Taught by There Are Wives: Consultants Barbara Allen, Anne Fielding, & Meryl Nietsch-Cooperman.
In this exciting class women learn the basis for a kind, successful marriage—and it is the most romantic and practical thing for a wife to know: “The purpose of marriage is to like the world,” Eli Siegel explained definitively. He also identified the thing that hurts, even ruins married life: it is that “people have tried to love in a way that would mean less like for the world—in fact, a contempt for it.”
Saturday, April 14, 2018 at 11 AM
“What’s Said & Unsaid in Marriage: How Can We Make Sense of These?”
Saturday, May 12, 2018 at 11 AM

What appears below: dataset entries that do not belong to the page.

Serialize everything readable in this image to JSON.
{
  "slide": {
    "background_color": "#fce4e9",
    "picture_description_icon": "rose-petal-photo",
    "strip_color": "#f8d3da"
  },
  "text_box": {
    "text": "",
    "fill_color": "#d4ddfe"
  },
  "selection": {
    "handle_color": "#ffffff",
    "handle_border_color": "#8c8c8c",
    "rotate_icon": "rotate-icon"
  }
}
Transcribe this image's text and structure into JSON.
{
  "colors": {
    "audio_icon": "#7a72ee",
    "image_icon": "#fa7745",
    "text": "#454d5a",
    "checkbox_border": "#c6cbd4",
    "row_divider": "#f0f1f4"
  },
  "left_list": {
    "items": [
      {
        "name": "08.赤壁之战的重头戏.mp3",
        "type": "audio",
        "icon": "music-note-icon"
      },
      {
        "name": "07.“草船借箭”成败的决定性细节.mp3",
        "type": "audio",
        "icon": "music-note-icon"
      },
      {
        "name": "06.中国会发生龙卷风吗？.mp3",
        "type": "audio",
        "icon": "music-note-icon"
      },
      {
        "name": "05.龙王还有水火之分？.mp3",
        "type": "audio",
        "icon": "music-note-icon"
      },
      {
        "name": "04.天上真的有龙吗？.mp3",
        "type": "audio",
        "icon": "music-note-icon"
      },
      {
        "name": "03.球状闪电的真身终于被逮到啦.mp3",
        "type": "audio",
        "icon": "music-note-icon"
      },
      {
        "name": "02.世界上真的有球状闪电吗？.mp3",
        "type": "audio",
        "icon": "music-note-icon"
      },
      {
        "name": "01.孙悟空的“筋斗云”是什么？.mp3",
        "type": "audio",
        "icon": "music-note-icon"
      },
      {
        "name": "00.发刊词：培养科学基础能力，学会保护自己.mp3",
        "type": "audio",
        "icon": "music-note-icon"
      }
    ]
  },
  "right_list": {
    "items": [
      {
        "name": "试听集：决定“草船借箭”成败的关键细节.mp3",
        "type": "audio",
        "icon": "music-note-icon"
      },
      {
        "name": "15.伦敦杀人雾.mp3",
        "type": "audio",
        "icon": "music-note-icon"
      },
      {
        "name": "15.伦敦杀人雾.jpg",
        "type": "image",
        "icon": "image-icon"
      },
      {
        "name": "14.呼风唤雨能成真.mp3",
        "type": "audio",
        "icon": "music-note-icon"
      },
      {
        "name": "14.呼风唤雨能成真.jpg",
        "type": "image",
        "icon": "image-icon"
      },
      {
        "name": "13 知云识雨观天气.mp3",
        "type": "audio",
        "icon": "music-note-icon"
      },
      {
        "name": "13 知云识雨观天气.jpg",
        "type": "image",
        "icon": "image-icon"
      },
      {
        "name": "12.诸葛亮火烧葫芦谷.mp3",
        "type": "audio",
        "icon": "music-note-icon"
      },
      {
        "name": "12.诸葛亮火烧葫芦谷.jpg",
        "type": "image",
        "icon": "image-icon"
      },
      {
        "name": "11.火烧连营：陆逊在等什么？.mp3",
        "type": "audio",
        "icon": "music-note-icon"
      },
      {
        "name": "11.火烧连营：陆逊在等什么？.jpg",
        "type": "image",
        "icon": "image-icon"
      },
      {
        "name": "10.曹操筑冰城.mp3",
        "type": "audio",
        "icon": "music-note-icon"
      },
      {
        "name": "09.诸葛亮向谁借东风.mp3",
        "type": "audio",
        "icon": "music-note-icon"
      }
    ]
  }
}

“The Purpose of Marriage: Shelter from or Increased Care for, the World?”
Saturday, June 9, 2018 at 11 AM
“Meaning in Marriage: How Can It Be Fresh & Lasting?”
Monthly Class (no advance registration needed)
2nd Saturday of each month, 11:00 AM – 12:30 PM
Through studying the opposites of contempt and respect in the history of marriage and in their own lives including yesterday’s incident at the breakfast table — wives learn how to use marriage and a husband to like the world. There is class discussion of such subjects as:
- Real Trust in Marriage—How Can We Have It?
- Is Understanding Your Husband Exciting?
- How Can a Wife Feel Proud about Sex?
- First Cupid, Then Quarrels—What’s the Cause?
“I had a lot of confusion and trouble in love. This class changed the direction of my life and taught me how to be successful caring for a man. I learned that a man is related to the whole world! I’m proud and grateful to be married to my dear husband and to be celebrating our 11th anniversary.” —Claudia Senatore, Nurse Practitioner
“I learned what true love is and it has made me feel integrated as a wife, teacher, daughter, and friend. I now really talk to my husband–and am really able to listen. Our conversations are now exciting! Not only do I love my husband more, but I care more for other people and the world itself. This class makes love possible and permanent.” —Monique Michael, Teacher
“After a failed marriage, I was able to learn about the mistakes I made in love. As a result, when my second husband and I exchanged marriage vows, it was one of the proudest days of my life because I knew I was getting married for the right reason! Six years later, our marriage is flourishing.” —Lori Colavito, Teacher
You can read these news articles:
- “Learn How Marriage Can Succeed in a Failed Economy“
- “How Should a Widow Cope with the Loss of Her Spouse?“